►

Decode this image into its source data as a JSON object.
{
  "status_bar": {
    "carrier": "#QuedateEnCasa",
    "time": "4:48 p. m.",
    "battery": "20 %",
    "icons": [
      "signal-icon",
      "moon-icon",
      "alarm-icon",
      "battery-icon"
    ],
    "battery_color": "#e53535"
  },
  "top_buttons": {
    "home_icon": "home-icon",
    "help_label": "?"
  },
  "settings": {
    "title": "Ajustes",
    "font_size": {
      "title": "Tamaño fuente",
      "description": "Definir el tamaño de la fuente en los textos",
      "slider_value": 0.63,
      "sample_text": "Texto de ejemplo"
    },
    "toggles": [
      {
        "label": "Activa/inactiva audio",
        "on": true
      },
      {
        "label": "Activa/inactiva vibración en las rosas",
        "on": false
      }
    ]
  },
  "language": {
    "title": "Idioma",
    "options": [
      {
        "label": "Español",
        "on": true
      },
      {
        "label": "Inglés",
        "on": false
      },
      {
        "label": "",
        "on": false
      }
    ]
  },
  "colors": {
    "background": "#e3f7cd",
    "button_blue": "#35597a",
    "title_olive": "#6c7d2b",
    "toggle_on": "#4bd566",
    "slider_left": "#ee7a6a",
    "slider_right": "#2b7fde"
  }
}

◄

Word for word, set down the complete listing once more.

Decode this image into its source data as a JSON object.
{
  "status_bar": {
    "carrier": "#QuedateEnCasa",
    "time": "4:48 p. m.",
    "battery": "20 %",
    "icons": [
      "signal-icon",
      "moon-icon",
      "alarm-icon",
      "battery-icon"
    ],
    "battery_color": "#e53535"
  },
  "top_buttons": {
    "home_icon": "home-icon",
    "help_label": "?"
  },
  "settings": {
    "title": "Ajustes",
    "font_size": {
      "title": "Tamaño fuente",
      "description": "Definir el tamaño de la fuente en los textos",
      "slider_value": 0.63,
      "sample_text": "Texto de ejemplo"
    },
    "toggles": [
      {
        "label": "Activa/inactiva audio",
        "on": true
      },
      {
        "label": "Activa/inactiva vibración en las rosas",
        "on": false
      }
    ]
  },
  "language": {
    "title": "Idioma",
    "options": [
      {
        "label": "Español",
        "on": true
      },
      {
        "label": "Inglés",
        "on": false
      },
      {
        "label": "",
        "on": false
      }
    ]
  },
  "colors": {
    "background": "#e3f7cd",
    "button_blue": "#35597a",
    "title_olive": "#6c7d2b",
    "toggle_on": "#4bd566",
    "slider_left": "#ee7a6a",
    "slider_right": "#2b7fde"
  }
}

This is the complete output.